The AAPI Advancement Award was created in 2022 to honor current UVA faculty members who have made significant contributions towards greater understanding and appreciation of Asian culture or Asian-American relations. The annual award recipient is chosen by alumni through an online nomination and voting process. The winning faculty member is awarded a Jefferson Cup and $5,000 to donate to their UVA department of choice. The award ceremony takes place as part of AAPAAN Celebration in Spring, and the presentation of the award is accompanied by a short series of faculty TED talks.
2023 AAPI Advancement Award Recipient: Professor Bradly Reed
Corcoran Department of History
Professor Bradly Reed is an Associate Professor of History at UVA. Students who took his “Modern China” course described him as an “incredibly engaging,” “intensely knowledgeable,” and “inspiring” teacher. Former students also praised his passion for the subject that “permeates every lecture” and pushes them to care as well. His teaching and research focus on Late Imperial and Modern China, and his main specialties include Late Imperial Law and Society, Local Government and Administrative Practice, and Cultural Revolution Studies. His book Talons and Teeth, County Clerks and Runners in the Qing Dynasty has been lauded as a valuable contribution to the study of a sophisticated bureaucracy in a non-Western, nonmodern setting. He is currently researching the influence of bureaucratic administration on the judicial process during the Qing era.

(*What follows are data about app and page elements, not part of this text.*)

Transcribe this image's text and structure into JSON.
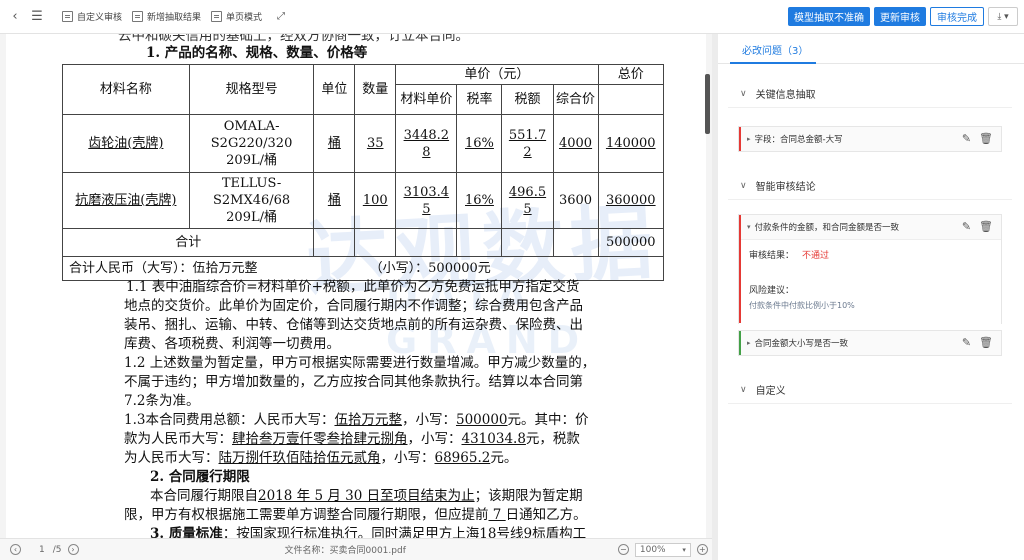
{
  "toolbar": {
    "custom_review": "自定义审核",
    "new_extract": "新增抽取结果",
    "single_page": "单页模式",
    "btn_model_inaccurate": "模型抽取不准确",
    "btn_update_review": "更新审核",
    "btn_review_done": "审核完成"
  },
  "doc": {
    "top_cut": "云中和碳关信用的基础上，经双方协商一致，订立本合同。",
    "heading1": "1. 产品的名称、规格、数量、价格等",
    "table": {
      "h_name": "材料名称",
      "h_model": "规格型号",
      "h_unit": "单位",
      "h_qty": "数量",
      "h_unit_price": "单价（元）",
      "h_total": "总价",
      "h_mat_price": "材料单价",
      "h_tax_rate": "税率",
      "h_tax": "税额",
      "h_comp": "综合价",
      "rows": [
        {
          "name": "齿轮油(壳牌)",
          "model": "OMALA-S2G220/320 209L/桶",
          "model1": "OMALA-",
          "model2": "S2G220/320",
          "model3": "209L/桶",
          "unit": "桶",
          "qty": "35",
          "mp1": "3448.2",
          "mp2": "8",
          "rate": "16%",
          "tax1": "551.7",
          "tax2": "2",
          "comp": "4000",
          "total": "140000"
        },
        {
          "name": "抗磨液压油(壳牌)",
          "model": "TELLUS-S2MX46/68 209L/桶",
          "model1": "TELLUS-",
          "model2": "S2MX46/68",
          "model3": "209L/桶",
          "unit": "桶",
          "qty": "100",
          "mp1": "3103.4",
          "mp2": "5",
          "rate": "16%",
          "tax1": "496.5",
          "tax2": "5",
          "comp": "3600",
          "total": "360000"
        }
      ],
      "sum_label": "合计",
      "sum_total": "500000",
      "rmb_label": "合计人民币（大写）：伍拾万元整",
      "rmb_small": "（小写）：500000元"
    },
    "p1_1a": "1.1 表中油脂综合价=材料单价+税额，此单价为乙方免费运抵甲方指定交货",
    "p1_1b": "地点的交货价。此单价为固定价，合同履行期内不作调整；综合费用包含产品",
    "p1_1c": "装吊、捆扎、运输、中转、仓储等到达交货地点前的所有运杂费、保险费、出",
    "p1_1d": "库费、各项税费、利润等一切费用。",
    "p1_2a": "1.2 上述数量为暂定量，甲方可根据实际需要进行数量增减。甲方减少数量的，",
    "p1_2b": "不属于违约；甲方增加数量的，乙方应按合同其他条款执行。结算以本合同第",
    "p1_2c": "7.2条为准。",
    "p1_3a_pre": "1.3本合同费用总额：人民币大写：",
    "p1_3a_u1": "伍拾万元整",
    "p1_3a_mid": "，小写：",
    "p1_3a_u2": "500000",
    "p1_3a_post": "元。其中：价",
    "p1_3b_pre": "款为人民币大写：",
    "p1_3b_u1": "肆拾叁万壹仟零叁拾肆元捌角",
    "p1_3b_mid": "，小写：",
    "p1_3b_u2": "431034.8",
    "p1_3b_post": "元，税款",
    "p1_3c_pre": "为人民币大写：",
    "p1_3c_u1": "陆万捌仟玖佰陆拾伍元贰角",
    "p1_3c_mid": "，小写：",
    "p1_3c_u2": "68965.2",
    "p1_3c_post": "元。",
    "heading2": "2. 合同履行期限",
    "p2a_pre": "本合同履行期限自",
    "p2a_u": "2018 年 5 月 30 日至项目结束为止",
    "p2a_post": "；该期限为暂定期",
    "p2b_pre": "限，甲方有权根据施工需要单方调整合同履行期限，但应提前",
    "p2b_u": " 7 ",
    "p2b_post": "日通知乙方。",
    "heading3": "3. 质量标准",
    "p3": "：按国家现行标准执行。同时满足甲方上海18号线9标盾构工",
    "watermark": "达观数据",
    "watermark2": "DATA GRAND"
  },
  "status": {
    "page_current": "1",
    "page_total": "/5",
    "filename": "文件名称：买卖合同0001.pdf",
    "zoom": "100%"
  },
  "panel": {
    "tab_label": "必改问题（3）",
    "sec1_title": "关键信息抽取",
    "card1_title": "字段：合同总金额-大写",
    "sec2_title": "智能审核结论",
    "card2_title": "付款条件的金额，和合同金额是否一致",
    "result_label": "审核结果：",
    "result_value": "不通过",
    "risk_label": "风险建议：",
    "risk_text": "付款条件中付款比例小于10%",
    "card3_title": "合同金额大小写是否一致",
    "sec3_title": "自定义"
  }
}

2022 AAPI Advancement Award Recipient: Professor Shu-Chen Chen
Department of East Asian Languages, Literatures and Cultures
Professor Shu-Chen Chen has been teaching Chinese at UVA since 2005. She is currently an Associate Professor of Chinese. A native of Taiwan and a double Hoo, she has had extensive involvement in Chinese language instruction, serving as Director of the Chinese Summer Language Institute, as well as offering innovative courses like Professional Chinese with Community Engagement and Chinese Calligraphy. Her courses allow Chinese language students to connect with the broader University community through their interdisciplinary interests. In addition, following the zeitgeist of Jefferson’s Academical Village, she has been an active participant in events hosted by the Institute of World Languages and the Lorna Sundberg International Center, where she has encouraged students and colleagues, especially those not studying Chinese, to learn more about Chinese language, history, and culture. She is beloved and respected by her students both for her teaching and for her countless contributions to the University community.